The then-president of the AIF, Rene Bruelhart, a 48-year-old Swiss, and AIF’s former Italian director, Tommaso Di Ruzza, 46, were charged with abuse of office for allegedly failing to adequately protect the Vatican’s interests and giving Torzi what the indictment request called an “undue advantage”.

Di Ruzza was also accused of embezzlement related to alleged inappropriate use of his official credit card, and of divulging confidential information.

Bruelhart said in a text message that he had “always carried out my functions and duties with correctness” and that “the truth about my innocence will emerge.”

Di Ruzza did not immediately respond to a voicemail requesting comment.

In 2014, the Secretariat of State invested more than 200 million euros, much of it from contributions from the faithful, in a fund run by Mincione, securing about 45% of a commercial and residential building at 60 Sloane Avenue in London’s South Kensington district.

The indictment request said Mincione had tried to deceive the Vatican, which in 2018 tried to end the relationship.
It turned to Torzi for help in buying up the rest of the building, but later accused him of extortion.

‘ENORMOUS LOSSES’

At the time, Becciu was in the last year of his post as deputy secretary of state for general affairs, a powerful administrative position that handles hundreds of millions of euros.

All told, the Secretariat of State sank more than 350 million euros into the investment, according to Vatican media, and suffered what Cardinal George Pell, the former Vatican treasurer, told Reuters last year were “enormous losses”.

Torzi was arrested in the Vatican in June 2020, and spent a week in custody.

According to the indictment request, Becciu is charged with five counts of embezzlement, two of abuse of office, and one count of inducing a witness to perjury. About 75 pages of the document are dedicated to Becciu.

It says Becciu tried to “heavily deflect” the inquiry into Vatican investments, including the London building, and tried to discredit the investigating magistrates via the Italian media.

Becciu continued to have influence over money transfers at the Secretariat even after he left the post, the document said.

The main charges against Becciu involve the alleged funnelling of money and contracts to companies or charitable organisations controlled by his brothers on their native island of Sardinia.

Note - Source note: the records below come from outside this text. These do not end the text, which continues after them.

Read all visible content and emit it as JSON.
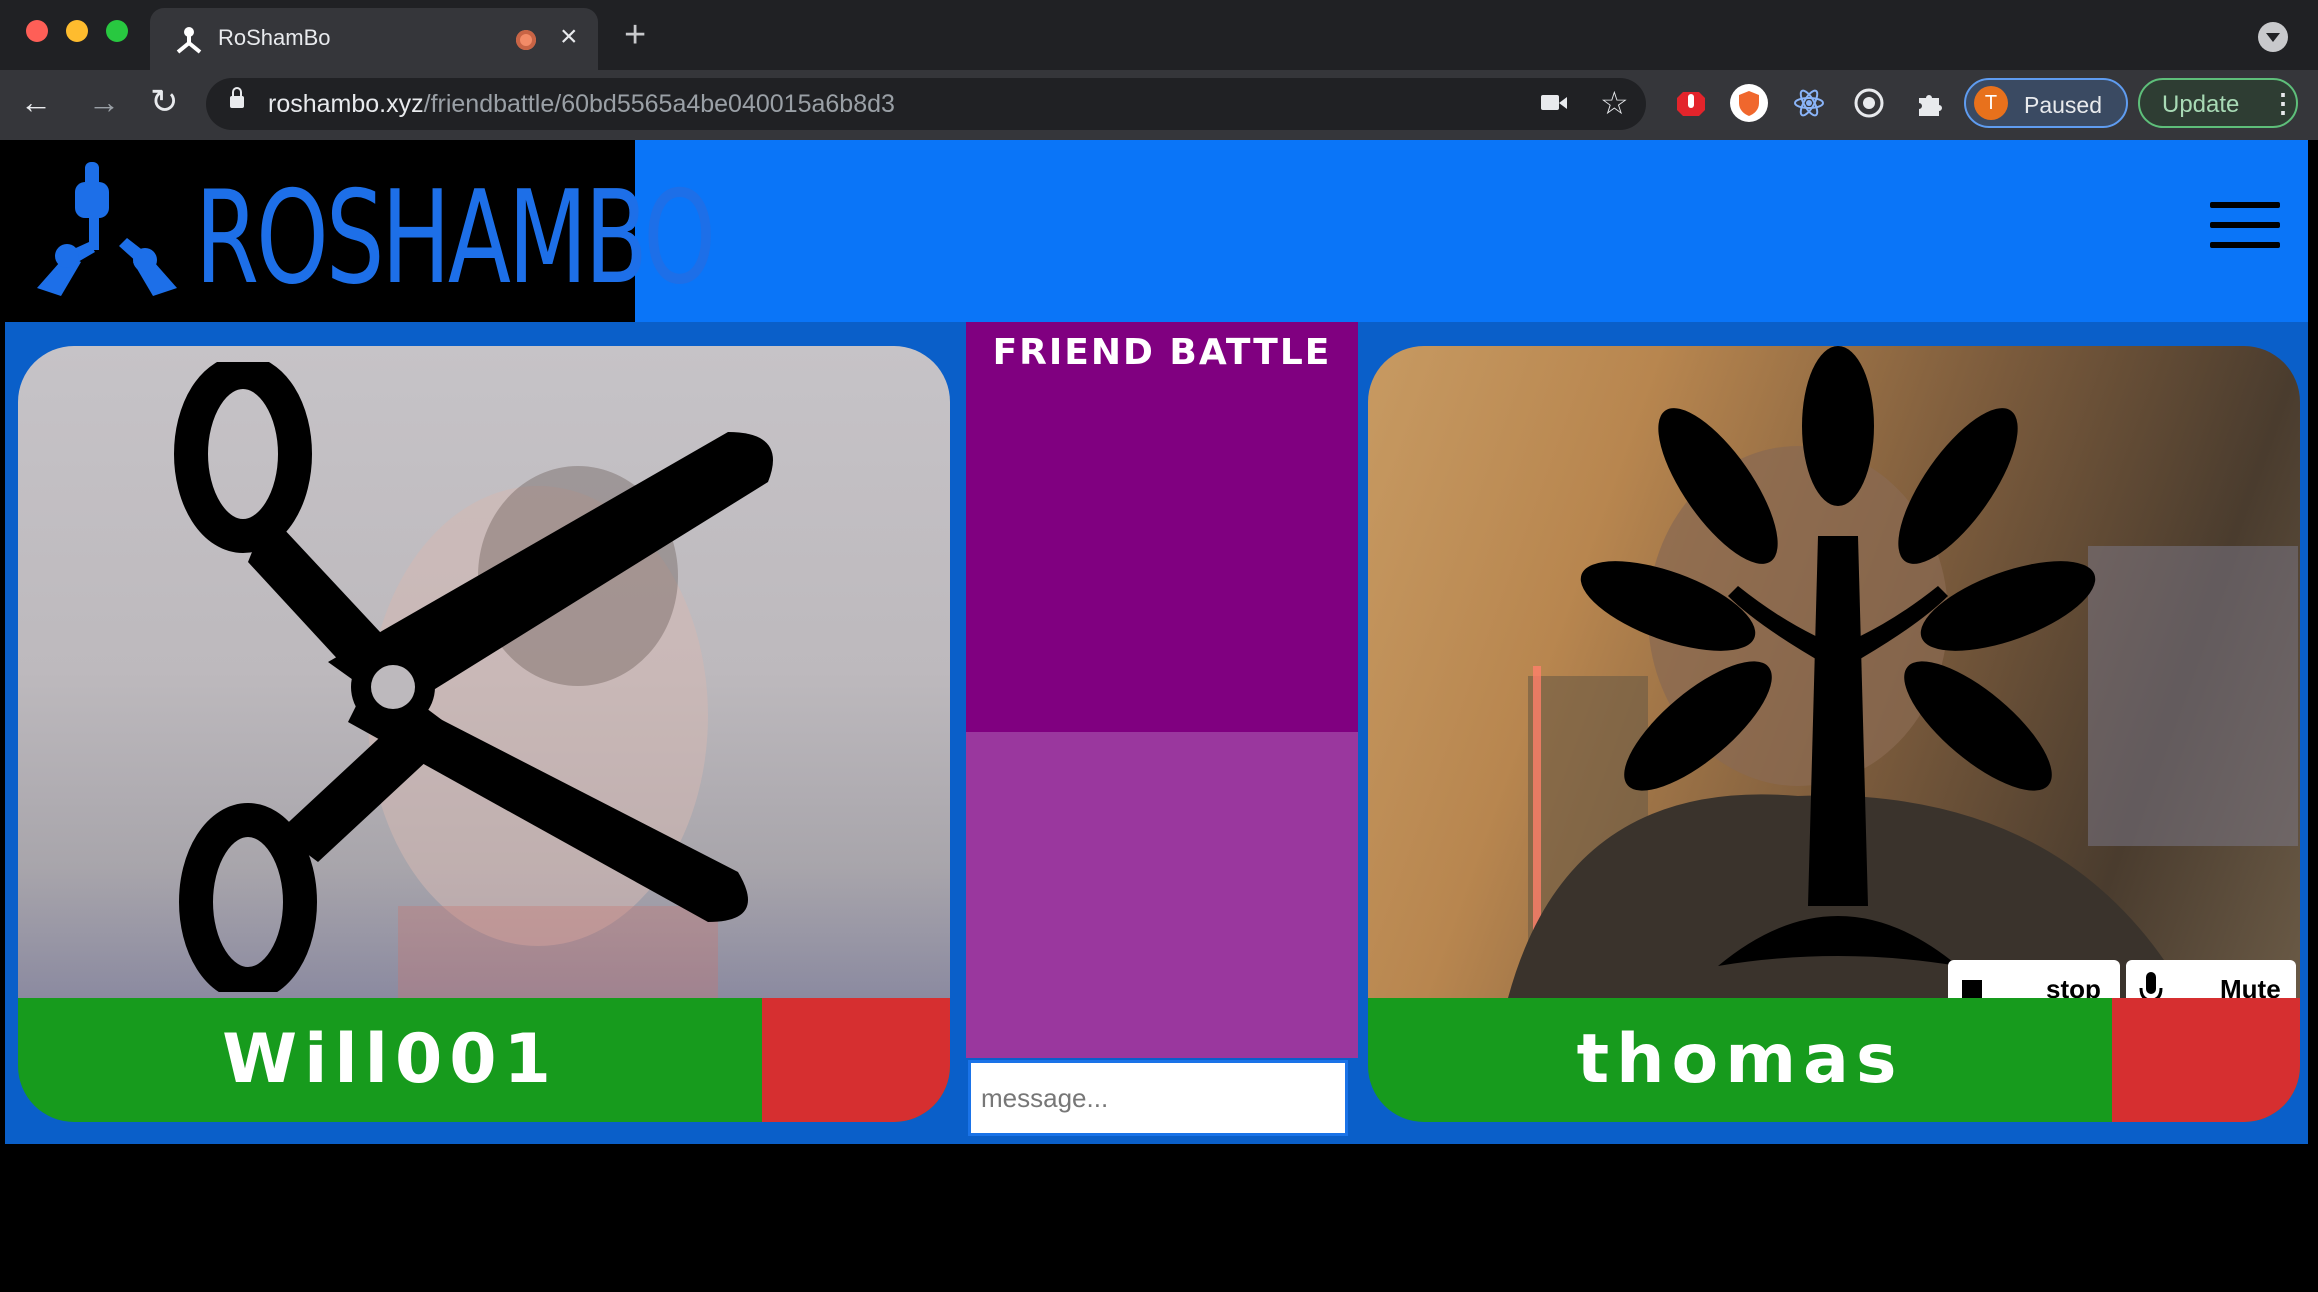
{
  "browser": {
    "tab_title": "RoShamBo",
    "tab_close": "×",
    "new_tab": "+",
    "url_host": "roshambo.xyz",
    "url_path": "/friendbattle/60bd5565a4be040015a6b8d3",
    "profile_initial": "T",
    "profile_label": "Paused",
    "update_label": "Update",
    "back": "←",
    "forward": "→",
    "reload": "↻",
    "star": "☆",
    "menu": "⋮"
  },
  "header": {
    "logo_text": "ROSHAMBO"
  },
  "battle": {
    "title": "FRIEND BATTLE",
    "message_placeholder": "message..."
  },
  "players": [
    {
      "name": "Will001",
      "move_icon": "scissors-icon"
    },
    {
      "name": "thomas",
      "move_icon": "paper-tree-icon"
    }
  ],
  "video_controls": {
    "stop_label": "stop",
    "mute_label": "Mute"
  },
  "colors": {
    "header_blue": "#0a75f8",
    "arena_blue": "#0a5fc9",
    "chat_purple": "#800080",
    "chat_purple_light": "#9a379e",
    "name_bar_green": "#179b1d",
    "name_bar_red": "#d62f30"
  }
}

Another Sardinian, Cecilia Maronga, 40, who worked for Becciu, was charged with embezzlement. Her cellphone was not connected.

The indictment request said she had received about 575,000 euros from the Secretariat of State in 2018-2019.

She has said on Italian television that the money, sent to her company in Slovenia, was to ransom kidnapped missionaries in Africa. But the indictment request said much of it was used for “personal benefit”, including the purchase of luxury goods.

Complete Article HERE!